The most notable [SRI benefits] are savings on water use and increase in yield. Alternate Wetting and Drying (AWD) has also paved way for mechanical weed control in paddy fields. One of the major constraints to adoption of SRI is the perceived increased labour input due to the careful transplanting and frequent weed control. This paper evaluates the effect of mechanization on labour input in SRI in comparison to the less mechanized farmer practice. In attempt to reduce drudgery in transplanting under SRI, the drum seeder was used to establish the rice crop by direct seeding. This was then followed by using SRI practices i.e. AWD and mechanical weeding. Direct seeding using a drum seeder was compared to transplanting in both SRI and the common farmer practice.

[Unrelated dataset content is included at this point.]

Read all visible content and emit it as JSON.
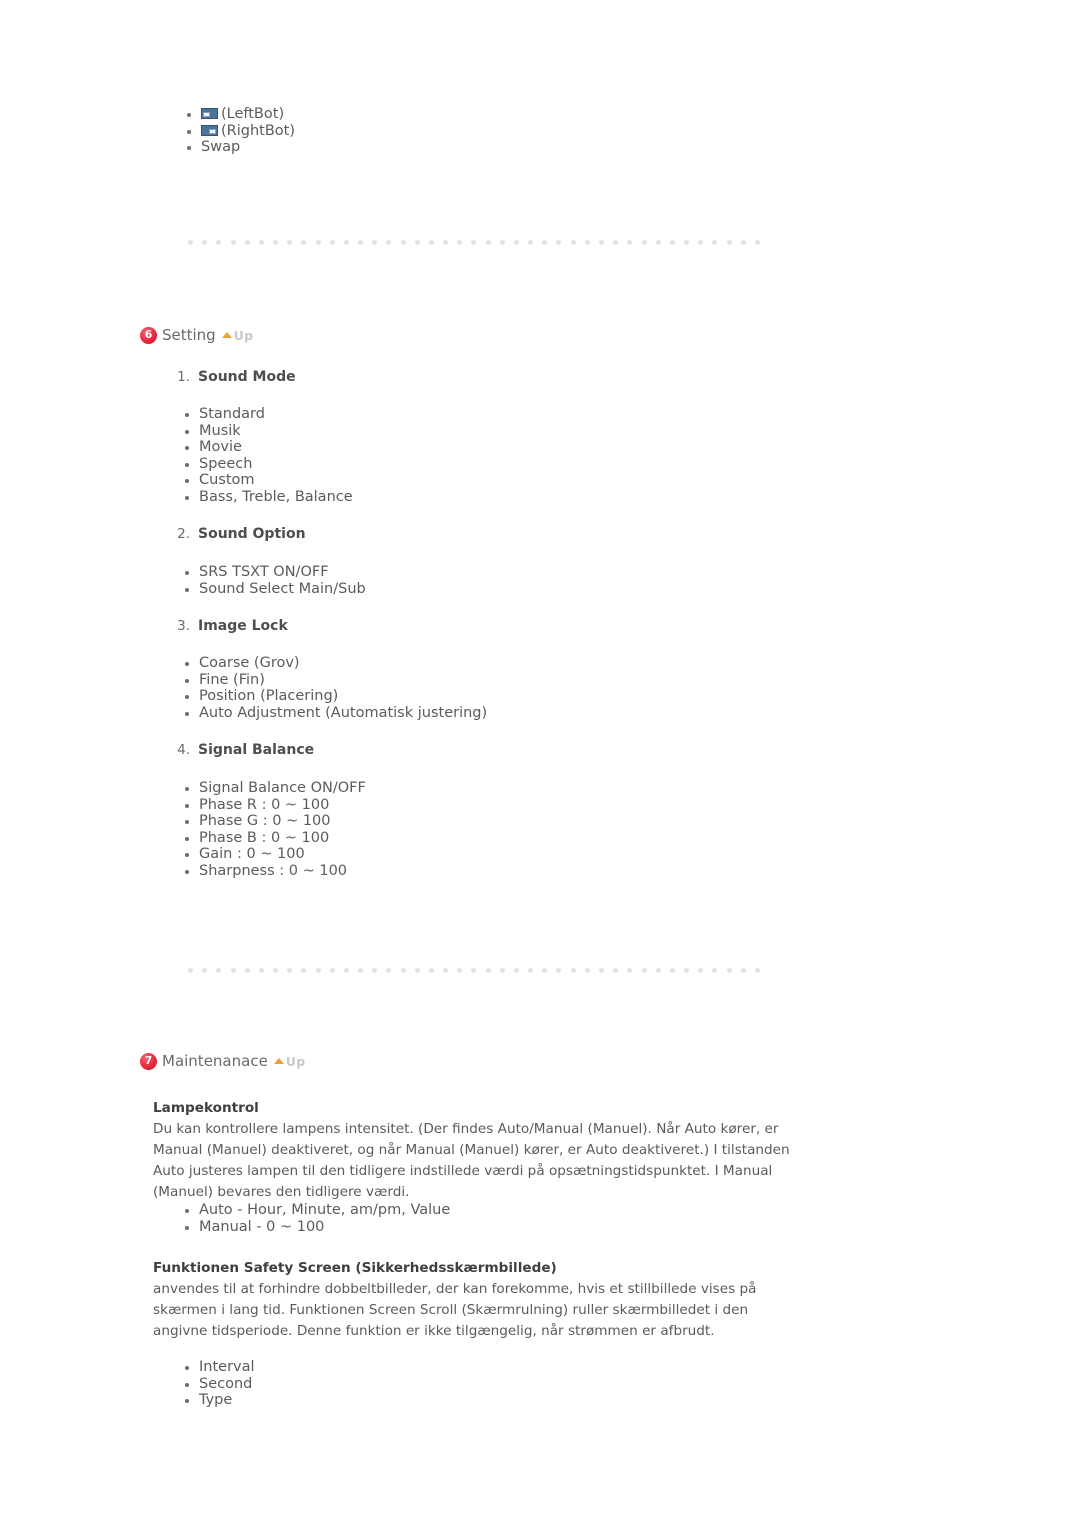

Hand weeding was also evaluated and compared to mechanical weeding. Labour input cost was also compared to the income accrued from the yields. From the study, it was noted that direct seeding using the drum seeder reduced labour input by 97% compared to transplanting. This was possible in that in direct seeding, and there was no nursery preparation and management as in transplanting. The use of a mechanical weeder reduced labour input by 28.3% in relation to hand weeding. Labour input cost for SRI was cheaper (Kshs. 124,080 per hectare) compared to the common farmer practice (Kshs. 139,117.50 per hectare). There was more yield from the SRI practice (2.75 Ton/ha) compared to the common farmer practice (1.88 Ton/ha).
Integrating Mechanical Weeding and Planting for Reduced Labour Input in Paddy Rice under System of Rice Intensification (SRI) https://www.scirp.org/Journal/PaperInformation.aspx?PaperID=90555